Turkish Cypriot authorities argue that the peacekeeping force, known as UNFICYP, went beyond its jurisdiction. Additionally, Turkish Cypriot leader Ersin Tatar emphasized the importance of the road project.
Turkish drone strikes kill seven PKK members in northern Iraq
Seven Kurdistan Workers Party (PKK) members, including two medical personnel, were killed by Turkish drone strikes on August 24 in Iraq's Erbil province. The counter-terrorism service reported that three PKK fighters died in a drone strike on their vehicle in the Sidakan district. Later that day, another drone strike in the same area killed four more PKK members, including the two medical personnel.
These strikes coincided with the visit of Turkish Foreign Minister Hakan Fidan to the region. During his visit, Fidan met with top Kurdish officials, including President Nechervan Barzani and Prime Minister Masrour Barzani. Earlier, on August 22, Fidan, in a joint press conference with his Iraqi counterpart, called for Iraq to designate the PKK as a terrorist organization.
Ukrainian President meets Turkish foreign minister amid Black Sea tensions
Turkey's Foreign Minister Hakan Fidan visited Kyiv on August 25 to meet with Ukrainian President Volodymyr Zelenskyy and other high-level officials. The aim was to mediate between Ukraine and Russia for a crucial Black Sea agreement on grain exports.
During their meeting, Zelenskyy said they discussed several matters, including Ukraine's stance on potential peace with Russia and efforts to organize a peace summit.
Although the Turkish Foreign Ministry didn't share specific details, they released images of the Kyiv meetings where Fidan also met with Ukrainian Prime Minister Denys Shmyhal.
After the discussions, Shmyhal highlighted talks on Ukraine's reconstruction and economic collaboration between the countries.
Fidan is anticipated to visit Russia following his trip to Ukraine, as announced by Turkish President Recep Tayyip Erdogan. Russia confirmed the upcoming meeting, although no precise timeline was given.
Additionally, the Kremlin announced that Presidents Erdogan and Putin are expected to meet in the coming weeks.
Greek Foreign Minister to visit Ankara for talks on bilateral and regional issues
The Turkish Foreign Ministry announced on August 27 that Greek Foreign Minister George Gerapetritis will visit Ankara on September 5th.
Gerapetritis will be the guest of Turkish Foreign Minister Hakan Fidan for a working visit. The two ministers are scheduled to discuss bilateral relations, regional matters, and preparations for a cooperation meeting covering economic, trade, transportation, energy, and other aspects.

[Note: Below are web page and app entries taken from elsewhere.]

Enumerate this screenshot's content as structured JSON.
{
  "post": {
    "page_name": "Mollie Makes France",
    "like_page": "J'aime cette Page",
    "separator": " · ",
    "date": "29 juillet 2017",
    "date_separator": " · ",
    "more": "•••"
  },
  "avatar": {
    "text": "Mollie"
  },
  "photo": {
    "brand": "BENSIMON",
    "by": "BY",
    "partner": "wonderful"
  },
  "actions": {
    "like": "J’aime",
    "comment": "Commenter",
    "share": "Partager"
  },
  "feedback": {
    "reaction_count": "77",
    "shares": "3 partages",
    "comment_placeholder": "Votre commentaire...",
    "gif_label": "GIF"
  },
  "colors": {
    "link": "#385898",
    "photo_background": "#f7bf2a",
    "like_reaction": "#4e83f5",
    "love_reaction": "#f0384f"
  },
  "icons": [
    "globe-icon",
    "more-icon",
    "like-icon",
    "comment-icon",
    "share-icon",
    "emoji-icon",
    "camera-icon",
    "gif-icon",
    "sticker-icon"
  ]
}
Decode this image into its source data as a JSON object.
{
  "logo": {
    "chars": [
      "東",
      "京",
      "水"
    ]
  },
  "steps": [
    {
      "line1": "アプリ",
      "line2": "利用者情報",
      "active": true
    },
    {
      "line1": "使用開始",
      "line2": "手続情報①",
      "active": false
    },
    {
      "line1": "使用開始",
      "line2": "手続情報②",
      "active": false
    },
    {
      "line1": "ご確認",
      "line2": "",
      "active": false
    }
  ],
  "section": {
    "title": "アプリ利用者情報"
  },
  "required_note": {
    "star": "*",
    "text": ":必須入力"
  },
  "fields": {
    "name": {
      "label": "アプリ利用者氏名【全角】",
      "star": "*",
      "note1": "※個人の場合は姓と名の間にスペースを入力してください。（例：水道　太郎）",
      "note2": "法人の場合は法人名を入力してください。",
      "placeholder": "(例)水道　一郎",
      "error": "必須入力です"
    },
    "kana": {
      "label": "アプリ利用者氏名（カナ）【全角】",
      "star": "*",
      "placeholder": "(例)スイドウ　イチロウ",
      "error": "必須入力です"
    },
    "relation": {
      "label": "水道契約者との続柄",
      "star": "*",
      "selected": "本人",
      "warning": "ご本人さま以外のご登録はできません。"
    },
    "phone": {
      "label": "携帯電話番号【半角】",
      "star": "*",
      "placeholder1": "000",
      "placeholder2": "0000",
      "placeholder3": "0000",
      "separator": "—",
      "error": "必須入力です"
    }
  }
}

Key topics on the agenda include maritime boundaries in the Aegean and Eastern Mediterranean, the Cyprus issue, and other regional concerns, including the ongoing Russian occupation of Ukraine.